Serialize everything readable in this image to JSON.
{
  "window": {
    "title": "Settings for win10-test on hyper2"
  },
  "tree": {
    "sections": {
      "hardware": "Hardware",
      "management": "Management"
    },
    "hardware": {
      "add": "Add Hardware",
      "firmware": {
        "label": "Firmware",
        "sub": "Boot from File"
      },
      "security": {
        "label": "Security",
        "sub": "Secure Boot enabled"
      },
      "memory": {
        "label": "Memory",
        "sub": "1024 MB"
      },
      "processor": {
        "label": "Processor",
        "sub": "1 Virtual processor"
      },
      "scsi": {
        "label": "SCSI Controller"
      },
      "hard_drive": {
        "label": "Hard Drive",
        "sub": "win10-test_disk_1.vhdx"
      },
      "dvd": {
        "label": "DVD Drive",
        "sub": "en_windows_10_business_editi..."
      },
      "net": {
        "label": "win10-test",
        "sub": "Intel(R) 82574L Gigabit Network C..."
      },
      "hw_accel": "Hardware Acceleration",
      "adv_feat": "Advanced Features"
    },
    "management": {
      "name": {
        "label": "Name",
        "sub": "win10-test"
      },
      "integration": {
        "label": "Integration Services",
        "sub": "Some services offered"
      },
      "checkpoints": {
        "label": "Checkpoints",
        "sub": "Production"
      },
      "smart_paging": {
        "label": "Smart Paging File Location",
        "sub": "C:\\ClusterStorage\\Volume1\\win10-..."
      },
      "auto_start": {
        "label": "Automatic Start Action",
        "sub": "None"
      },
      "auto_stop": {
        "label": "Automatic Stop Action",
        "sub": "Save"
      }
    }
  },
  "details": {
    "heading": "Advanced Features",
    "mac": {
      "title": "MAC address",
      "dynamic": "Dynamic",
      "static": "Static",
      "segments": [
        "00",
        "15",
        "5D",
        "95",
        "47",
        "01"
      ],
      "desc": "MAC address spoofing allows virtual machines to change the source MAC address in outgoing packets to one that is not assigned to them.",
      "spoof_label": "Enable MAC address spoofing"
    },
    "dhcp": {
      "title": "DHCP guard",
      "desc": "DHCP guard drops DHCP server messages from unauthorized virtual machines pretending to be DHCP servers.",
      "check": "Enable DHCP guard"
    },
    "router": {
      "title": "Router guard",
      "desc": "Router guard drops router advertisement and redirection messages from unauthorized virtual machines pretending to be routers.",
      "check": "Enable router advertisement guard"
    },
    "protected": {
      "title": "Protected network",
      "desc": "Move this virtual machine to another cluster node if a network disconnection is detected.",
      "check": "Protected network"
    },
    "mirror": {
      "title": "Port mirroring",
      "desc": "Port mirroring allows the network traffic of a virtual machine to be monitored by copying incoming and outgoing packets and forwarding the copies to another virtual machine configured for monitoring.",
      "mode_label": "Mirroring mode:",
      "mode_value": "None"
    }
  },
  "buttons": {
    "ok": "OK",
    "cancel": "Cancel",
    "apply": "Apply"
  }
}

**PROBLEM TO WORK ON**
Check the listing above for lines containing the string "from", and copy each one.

**REPLY TO THE TASK**
        "sub": "Boot from File"
      "desc": "DHCP guard drops DHCP server messages from unauthorized virtual machines pretending to be DHCP servers.",
      "desc": "Router guard drops router advertisement and redirection messages from unauthorized virtual machines pretending to be routers.",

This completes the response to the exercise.